Yes, many more people are employed than a few years back, but political debates should be focused on how to generate good jobs -- not just more opportunities waiting tables.
Here’s all you need to know about the U.S. economy: It’s a great time to be a waiter or bartender. Or a nurse. Everybody else….meh.
You’ve seen the numbers. The U.S. economy keeps churning out new jobs by the hundreds of thousands, month after month. Even long-term unemployment numbers seem to be improving. So why do things still feel so bad? And more to the point, why are presidential candidates able to capitalize on that feeling so easily?
I set out to find out, and found myself in a love/hate relationship with Labor Department data recently. We’re still dating, the data and I — it’s complicated — but here’s the part that is not complicated:
Since March 2011 — five years ago — the U.S. economy has added 12.4 million jobs. Here’s a sampling of where those jobs have appeared:
- 2.2 million in “leisure and hospitality,” including 1.8 million in “accommodation and food services”
- 2.6 million in “education and health services,” including 2.1 million in “health care and social assistance”
- 1.4 million in “retail trade,” including 300,000 in car dealerships and 260,000 in “food and beverage stores”
- 1.3 million in ‘”administrative and waste services” for professional and business services
And there you have about two-thirds of all those job gains.
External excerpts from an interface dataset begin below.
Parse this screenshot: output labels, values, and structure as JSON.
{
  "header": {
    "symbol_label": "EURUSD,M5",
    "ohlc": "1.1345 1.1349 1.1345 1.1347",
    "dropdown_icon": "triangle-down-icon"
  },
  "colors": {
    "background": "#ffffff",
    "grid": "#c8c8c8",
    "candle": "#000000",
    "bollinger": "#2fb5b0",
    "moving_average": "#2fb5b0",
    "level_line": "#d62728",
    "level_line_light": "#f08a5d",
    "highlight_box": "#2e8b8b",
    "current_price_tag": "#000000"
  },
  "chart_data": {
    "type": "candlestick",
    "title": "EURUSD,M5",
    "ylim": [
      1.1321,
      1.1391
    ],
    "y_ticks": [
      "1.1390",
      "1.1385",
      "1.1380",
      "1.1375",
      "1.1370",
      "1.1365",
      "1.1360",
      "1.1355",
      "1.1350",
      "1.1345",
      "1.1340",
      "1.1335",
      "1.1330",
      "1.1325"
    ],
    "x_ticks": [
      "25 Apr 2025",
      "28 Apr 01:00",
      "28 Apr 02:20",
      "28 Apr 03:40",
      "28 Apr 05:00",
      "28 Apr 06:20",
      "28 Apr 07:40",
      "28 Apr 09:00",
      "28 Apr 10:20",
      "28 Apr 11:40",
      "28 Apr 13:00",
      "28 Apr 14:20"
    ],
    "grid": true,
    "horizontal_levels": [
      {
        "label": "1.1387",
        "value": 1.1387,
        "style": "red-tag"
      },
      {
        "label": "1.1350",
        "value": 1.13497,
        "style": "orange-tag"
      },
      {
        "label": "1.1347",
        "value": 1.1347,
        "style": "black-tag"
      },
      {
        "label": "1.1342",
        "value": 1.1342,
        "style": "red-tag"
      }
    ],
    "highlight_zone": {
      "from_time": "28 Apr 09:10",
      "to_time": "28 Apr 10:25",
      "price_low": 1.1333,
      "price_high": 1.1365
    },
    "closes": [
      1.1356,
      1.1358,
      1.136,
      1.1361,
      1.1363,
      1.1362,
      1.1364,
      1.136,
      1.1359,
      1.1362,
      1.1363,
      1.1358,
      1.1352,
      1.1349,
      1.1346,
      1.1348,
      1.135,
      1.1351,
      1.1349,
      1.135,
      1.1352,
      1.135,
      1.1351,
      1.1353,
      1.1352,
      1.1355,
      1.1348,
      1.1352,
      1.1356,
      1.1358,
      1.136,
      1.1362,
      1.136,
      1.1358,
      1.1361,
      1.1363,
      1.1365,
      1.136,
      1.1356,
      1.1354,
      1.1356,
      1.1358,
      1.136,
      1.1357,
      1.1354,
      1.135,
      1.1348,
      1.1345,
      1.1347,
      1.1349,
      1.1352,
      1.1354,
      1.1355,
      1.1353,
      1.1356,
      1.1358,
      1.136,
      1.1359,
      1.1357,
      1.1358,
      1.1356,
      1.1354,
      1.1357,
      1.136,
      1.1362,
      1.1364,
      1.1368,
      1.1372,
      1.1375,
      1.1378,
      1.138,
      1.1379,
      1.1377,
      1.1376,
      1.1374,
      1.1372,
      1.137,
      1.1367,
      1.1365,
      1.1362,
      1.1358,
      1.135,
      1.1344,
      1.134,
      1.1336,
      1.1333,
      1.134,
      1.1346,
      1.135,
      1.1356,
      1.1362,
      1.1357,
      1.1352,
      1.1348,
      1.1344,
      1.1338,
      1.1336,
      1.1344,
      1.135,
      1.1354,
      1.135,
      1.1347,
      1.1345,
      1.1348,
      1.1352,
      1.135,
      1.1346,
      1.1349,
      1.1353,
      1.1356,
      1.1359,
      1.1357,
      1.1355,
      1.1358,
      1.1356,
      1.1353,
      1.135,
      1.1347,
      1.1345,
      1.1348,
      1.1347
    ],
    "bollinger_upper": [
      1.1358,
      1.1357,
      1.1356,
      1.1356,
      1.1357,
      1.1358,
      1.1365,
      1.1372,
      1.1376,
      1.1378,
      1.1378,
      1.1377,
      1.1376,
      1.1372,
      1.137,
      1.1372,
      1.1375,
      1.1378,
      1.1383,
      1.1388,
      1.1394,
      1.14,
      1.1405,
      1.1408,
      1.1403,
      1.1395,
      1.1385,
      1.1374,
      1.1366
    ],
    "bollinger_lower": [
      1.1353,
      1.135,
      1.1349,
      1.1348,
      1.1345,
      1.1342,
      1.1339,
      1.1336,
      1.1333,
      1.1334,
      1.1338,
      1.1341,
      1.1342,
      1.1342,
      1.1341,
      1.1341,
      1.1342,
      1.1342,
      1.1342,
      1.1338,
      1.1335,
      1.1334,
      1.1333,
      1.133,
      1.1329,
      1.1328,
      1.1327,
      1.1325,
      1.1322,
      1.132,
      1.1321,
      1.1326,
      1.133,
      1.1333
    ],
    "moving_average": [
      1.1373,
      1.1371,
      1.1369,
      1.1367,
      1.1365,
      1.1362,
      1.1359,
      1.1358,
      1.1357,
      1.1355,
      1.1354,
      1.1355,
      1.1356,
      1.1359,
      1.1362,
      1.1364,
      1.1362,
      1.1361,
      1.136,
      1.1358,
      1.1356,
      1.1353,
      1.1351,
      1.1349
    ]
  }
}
Mind you, there are plenty of good paying restaurant jobs — though median wage data is as bad as you’d imagine. There are certainly plenty of good health care jobs. And there are folks who do well working at car dealerships, too. But these numbers do not signal a modern economy awakening from a slumber. It’s more like an economy snoring during a nap.